“We reviewed our plans, especially in light of what we’re learning about Florida, but also based on what we’re seeing here in Beacon,” Landahl said. “There are some tweaks we’re making as to how we’re training staff and to the plan itself. We had a thoughtful conversation, and it’s ongoing.”
Administrators anywhere are reluctant to discuss details of security plans. But Landahl said he knows that “every single parent is thinking about this.” The district has 2,900 students.
Last fall, then-Beacon Police Chief Doug Solomon recommended that the school board allow him to assign a police officer, known as a school resource officer (SRO), to the district. At the time, Solomon said he didn’t think the district was “where it needs to be” regarding safety plans.
There is a security monitor on duty at each of the Beacon district’s four elementary schools, Landahl said, along with four security monitors at Rombout Middle School and eight monitors at Beacon High School. One of the high school monitors is assigned to after-school events such as sports contests.
Kevin Junjulas, who was promoted to chief earlier this month after Solomon left to take the same job in Newburgh, said on Thursday that he believes school districts everywhere could improve on security. Junjulas last year trained the Beacon officer who would take the SRO position if it’s instituted.
“I’ve advocated for an SRO for a long time,” he said. “I would absolutely support one now, but ultimately school security is up to the district.”
Landahl said during the discussion in the fall that he’d had positive experiences with SROs at a previous job in Baltimore (he also worked in Charlottesville, Virginia; and Ithaca), although some parents and board members bristled at the notion of adding an armed police presence to the schools.
Ultimately, Landahl, who had just come aboard as Beacon’s superintendent two months earlier, conceded that he should familiarize himself with the district before making a recommendation to the board.
That evaluation process is ongoing, he said this week.
“It certainly comes to mind [after the Florida shooting],” he said, “but it’s complicated. My thoughts about the position are positive, but I also realize that some folks have misgivings about it.”
Beacon Mayor Randy Casale confirmed this week that the city would pay half the cost of a school resource officer if the board approves the assignment.
Meanwhile, students and parents were making plans this week to support the #NeverAgain movement that has grown out of the Feb. 14 Parkland attack. A trio of national protests — a 17-minute (one for each person killed in the Florida shooting) school walkout on March 14, a march in Washington, D.C. on March 24 to call for tighter gun-control laws and a high school walkout on April 20 (the anniversary of the 1999 attack on Columbine High School in Colorado) — are being organized, largely through social media.

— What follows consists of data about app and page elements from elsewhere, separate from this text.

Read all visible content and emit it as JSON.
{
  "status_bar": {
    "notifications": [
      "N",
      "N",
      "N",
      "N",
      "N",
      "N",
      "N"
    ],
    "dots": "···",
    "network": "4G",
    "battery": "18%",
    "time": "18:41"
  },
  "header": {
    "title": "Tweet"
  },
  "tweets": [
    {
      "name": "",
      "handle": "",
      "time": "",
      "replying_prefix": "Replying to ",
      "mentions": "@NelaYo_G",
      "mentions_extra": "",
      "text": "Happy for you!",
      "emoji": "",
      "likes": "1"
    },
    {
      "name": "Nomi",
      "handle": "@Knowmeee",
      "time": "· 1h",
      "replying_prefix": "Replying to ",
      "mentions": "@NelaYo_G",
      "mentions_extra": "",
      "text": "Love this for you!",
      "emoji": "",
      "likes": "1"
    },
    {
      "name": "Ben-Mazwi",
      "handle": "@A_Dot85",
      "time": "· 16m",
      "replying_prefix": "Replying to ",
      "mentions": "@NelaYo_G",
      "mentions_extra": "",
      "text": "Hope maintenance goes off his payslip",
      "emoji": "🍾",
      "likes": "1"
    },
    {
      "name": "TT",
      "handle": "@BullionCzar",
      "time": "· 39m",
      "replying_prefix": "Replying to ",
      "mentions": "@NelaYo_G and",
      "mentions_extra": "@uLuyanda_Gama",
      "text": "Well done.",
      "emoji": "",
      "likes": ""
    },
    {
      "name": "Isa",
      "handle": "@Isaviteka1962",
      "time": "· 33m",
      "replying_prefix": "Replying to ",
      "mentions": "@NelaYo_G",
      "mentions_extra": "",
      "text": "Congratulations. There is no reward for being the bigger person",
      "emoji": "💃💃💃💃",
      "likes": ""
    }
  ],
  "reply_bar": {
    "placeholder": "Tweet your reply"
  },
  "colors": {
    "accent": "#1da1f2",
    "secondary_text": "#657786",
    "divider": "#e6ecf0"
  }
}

Beacon parent Julie Shiroishi said that more than a dozen parents were planning to meet on Feb. 22 to discuss “how we can support the Never Again movement locally, and especially in our children’s schools.”
The school district has yet to decide how or if it would respond to school walkouts, Landahl said.
“My job is to keep kids safe, so I do worry about that,” he said. “But I also think some good conversations can come out” of protests. “Young people having a voice is a wonderful thing.”Did you find this article useful or informative? Please consider a donation to support our work. Even $5 a month, charged automatically to your credit card, would be terrific. We are able to provide this website and our weekly print paper free to the community -- and pay our writers, photographers and editors for their hard work -- because of the generosity of readers like you.